1) Fringe - I've begun watching JJ Abrams' latest television program on the recomendation of a friend, and while it's not nearly the show that Lost is, much of what I love about Lost is present here: the continually-unfurling "mythology," the sense of unfocused, all-inclusive dread, the makeshift family created by the show's main characters. Nothing creeps me out like "body horror," a specific subset of horror devoted to the ways in which our bodies can betray us. Take that, add a healthy dollop of X-Files-esque governmental and corporate paranoia, and you've got the basic world of the show.
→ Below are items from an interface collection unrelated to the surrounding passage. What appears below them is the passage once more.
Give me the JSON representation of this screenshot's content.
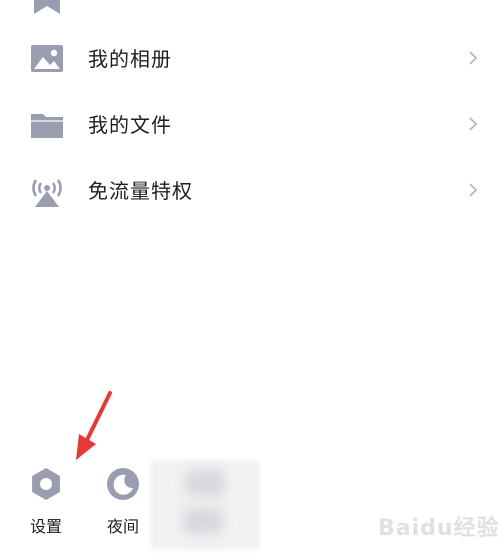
{
  "menu": {
    "items": [
      {
        "label": "我的相册",
        "icon": "photo-icon"
      },
      {
        "label": "我的文件",
        "icon": "folder-icon"
      },
      {
        "label": "免流量特权",
        "icon": "broadcast-tower-icon"
      }
    ]
  },
  "bottom_bar": {
    "settings_label": "设置",
    "night_label": "夜间"
  },
  "watermark": {
    "text": "Baidu经验"
  },
  "colors": {
    "icon": "#9a9db0",
    "text": "#1f1f1f",
    "chevron": "#b8b8bd",
    "arrow": "#e53935"
  }
}
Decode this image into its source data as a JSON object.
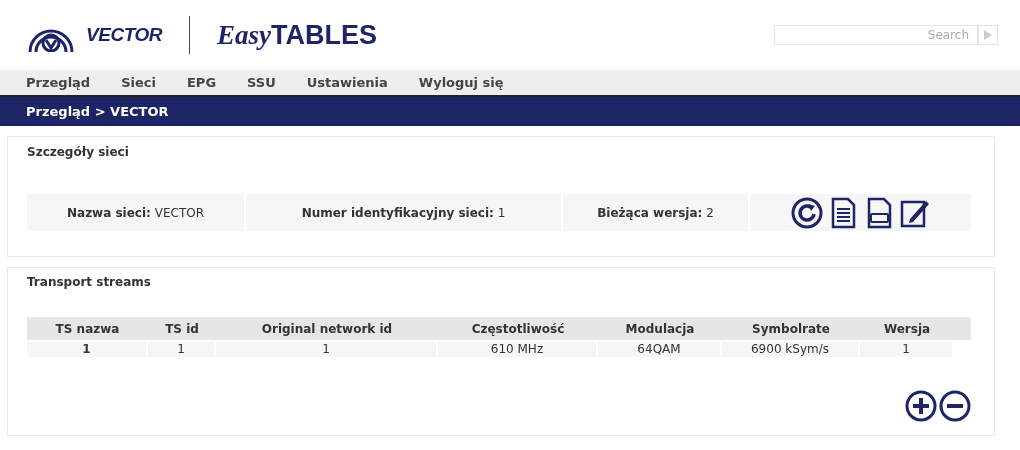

I'm 2/3's of the way through season 1 on DVD and I'm convinced its the optimal way to absorb it. While the basic procedural aspect of the show is somewhat repetitive (something awful happens to someone in the pre-credits sequence, usually killing a number of bystanders in the process, the Fringe team is brought in, they solve the case, some hints about The Pattern are revealed), that repetition isn't as annoying when you're able to pass straight through a subpar episode to a fantastic one. John Noble's performance as a troubled, formerly-incarcerated genius is reason enough to recommend the show. I never thought I'd see the day where Pacey from Dawson's Creek would act (and act well) in a show I enjoyed, but that day has arrived.
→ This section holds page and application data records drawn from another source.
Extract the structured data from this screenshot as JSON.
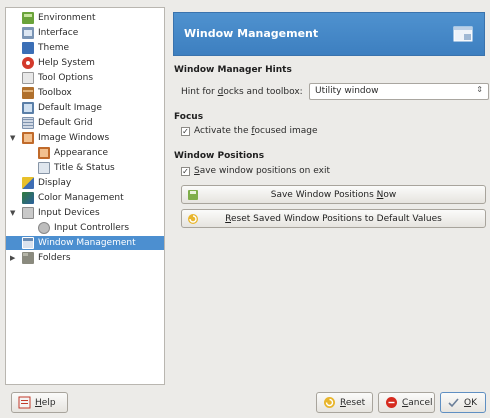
{
  "sidebar": {
    "items": [
      {
        "label": "Environment",
        "icon": "environment-icon"
      },
      {
        "label": "Interface",
        "icon": "interface-icon"
      },
      {
        "label": "Theme",
        "icon": "theme-icon"
      },
      {
        "label": "Help System",
        "icon": "help-system-icon"
      },
      {
        "label": "Tool Options",
        "icon": "tool-options-icon"
      },
      {
        "label": "Toolbox",
        "icon": "toolbox-icon"
      },
      {
        "label": "Default Image",
        "icon": "default-image-icon"
      },
      {
        "label": "Default Grid",
        "icon": "default-grid-icon"
      },
      {
        "label": "Image Windows",
        "icon": "image-windows-icon"
      },
      {
        "label": "Appearance",
        "icon": "appearance-icon"
      },
      {
        "label": "Title & Status",
        "icon": "title-status-icon"
      },
      {
        "label": "Display",
        "icon": "display-icon"
      },
      {
        "label": "Color Management",
        "icon": "color-management-icon"
      },
      {
        "label": "Input Devices",
        "icon": "input-devices-icon"
      },
      {
        "label": "Input Controllers",
        "icon": "input-controllers-icon"
      },
      {
        "label": "Window Management",
        "icon": "window-management-icon"
      },
      {
        "label": "Folders",
        "icon": "folders-icon"
      }
    ]
  },
  "header": {
    "title": "Window Management"
  },
  "hints": {
    "section_title": "Window Manager Hints",
    "docks_label_pre": "Hint for ",
    "docks_label_mnemonic": "d",
    "docks_label_post": "ocks and toolbox:",
    "docks_value": "Utility window"
  },
  "focus": {
    "section_title": "Focus",
    "activate_pre": "Activate the ",
    "activate_mnemonic": "f",
    "activate_post": "ocused image",
    "activate_checked": "✓"
  },
  "positions": {
    "section_title": "Window Positions",
    "save_on_exit_mnemonic": "S",
    "save_on_exit_post": "ave window positions on exit",
    "save_on_exit_checked": "✓",
    "save_now_pre": "Save Window Positions ",
    "save_now_mnemonic": "N",
    "save_now_post": "ow",
    "reset_mnemonic": "R",
    "reset_post": "eset Saved Window Positions to Default Values"
  },
  "footer": {
    "help_mnemonic": "H",
    "help_post": "elp",
    "reset_mnemonic": "R",
    "reset_post": "eset",
    "cancel_mnemonic": "C",
    "cancel_post": "ancel",
    "ok_mnemonic": "O",
    "ok_post": "K"
  },
  "colors": {
    "accent": "#4c8fd0",
    "header_bg": "#4587c7",
    "window_bg": "#ecebe8"
  }
}
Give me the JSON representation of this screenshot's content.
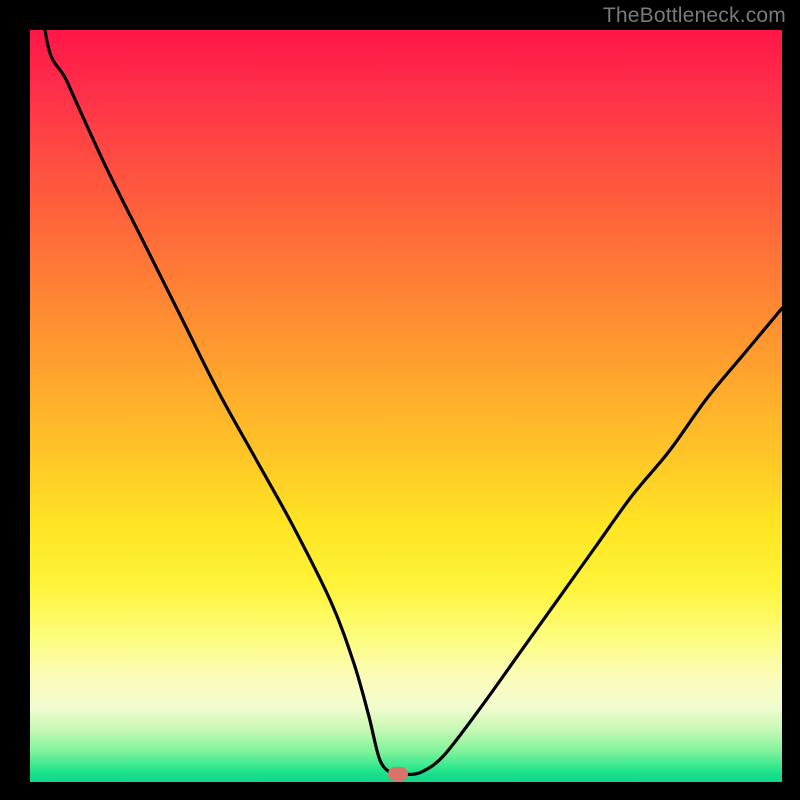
{
  "watermark": "TheBottleneck.com",
  "colors": {
    "frame": "#000000",
    "curve": "#000000",
    "dot": "#d8736a",
    "text": "#7a7a7a"
  },
  "chart_data": {
    "type": "line",
    "title": "",
    "xlabel": "",
    "ylabel": "",
    "xlim": [
      0,
      100
    ],
    "ylim": [
      0,
      100
    ],
    "grid": false,
    "legend": false,
    "series": [
      {
        "name": "bottleneck-curve",
        "x": [
          0,
          2,
          5,
          10,
          15,
          20,
          25,
          30,
          35,
          40,
          43,
          45,
          46.5,
          48,
          49,
          50,
          52,
          55,
          60,
          65,
          70,
          75,
          80,
          85,
          90,
          95,
          100
        ],
        "values": [
          126,
          100,
          93,
          82,
          72,
          62,
          52,
          43,
          34,
          24,
          16,
          9,
          3,
          1.2,
          1.0,
          1.0,
          1.3,
          3.5,
          10,
          17,
          24,
          31,
          38,
          44,
          51,
          57,
          63
        ]
      }
    ],
    "marker": {
      "x": 49,
      "y": 1.1
    }
  }
}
2) Mister B. Gone - I used to be quite a Clive Barker fan. At one point I even had the priviledge of meeting the man, and found him as kind and as welcoming as his early novels are cold and frightening. But Barker hasn't written a novel worth reading in some time, and while I still hold out hope for his legendarily-delayed Scarlet Gospels, Mister B. Gone further suggests that Barker's best days are long behind him. I didn't bother finishing this book, which is rare.
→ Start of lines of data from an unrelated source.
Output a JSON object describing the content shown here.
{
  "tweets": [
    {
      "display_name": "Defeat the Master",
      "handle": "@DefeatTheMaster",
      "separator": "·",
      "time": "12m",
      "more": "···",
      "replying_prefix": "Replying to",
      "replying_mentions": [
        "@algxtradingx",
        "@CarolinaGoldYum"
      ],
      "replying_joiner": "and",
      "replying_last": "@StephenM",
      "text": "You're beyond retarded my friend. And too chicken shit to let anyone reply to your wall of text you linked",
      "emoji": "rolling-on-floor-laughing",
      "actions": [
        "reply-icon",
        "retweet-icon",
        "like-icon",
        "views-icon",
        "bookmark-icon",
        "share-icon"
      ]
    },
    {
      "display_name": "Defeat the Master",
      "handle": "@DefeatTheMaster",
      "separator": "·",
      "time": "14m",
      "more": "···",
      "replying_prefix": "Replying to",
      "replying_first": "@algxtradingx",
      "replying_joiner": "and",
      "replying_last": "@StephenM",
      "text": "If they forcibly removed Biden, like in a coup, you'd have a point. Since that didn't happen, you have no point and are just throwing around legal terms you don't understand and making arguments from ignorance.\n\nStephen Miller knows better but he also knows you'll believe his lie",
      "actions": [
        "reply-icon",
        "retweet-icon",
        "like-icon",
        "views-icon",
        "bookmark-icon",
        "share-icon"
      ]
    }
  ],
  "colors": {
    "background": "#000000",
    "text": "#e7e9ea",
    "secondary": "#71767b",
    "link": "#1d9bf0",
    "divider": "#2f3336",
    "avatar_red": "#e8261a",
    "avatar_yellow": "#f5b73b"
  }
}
3) Another friend recommended ABC's remake of "V," so I gave the show two episodes worth of time to interest me. Not only did it fail in this simple task, it pulled off the difficult feat of making me feel hate for it. This is a perfect example of how to fuck up a story. First, assume your entire audience is filled with gibbering Gibbons without higher brain functions. Then hit that audience over the head repeatedly with your plot, as if bludgeoning them for having the gall to want to be treated as humans, not Gibbons. Then add a zesty mix of hammy overacting, awful effects, and a haircut that makes the stunning Morena Baccarin look like a ten year old boy with a rare bone disease. I loathed "V," and have subsequently exorcised it's malevolent spectre from my Tivo utilizing a bottle of holy water, a copy of the King James Bible, and a hammer. I cast thee out, "V." Ne'er darken my doorstep again.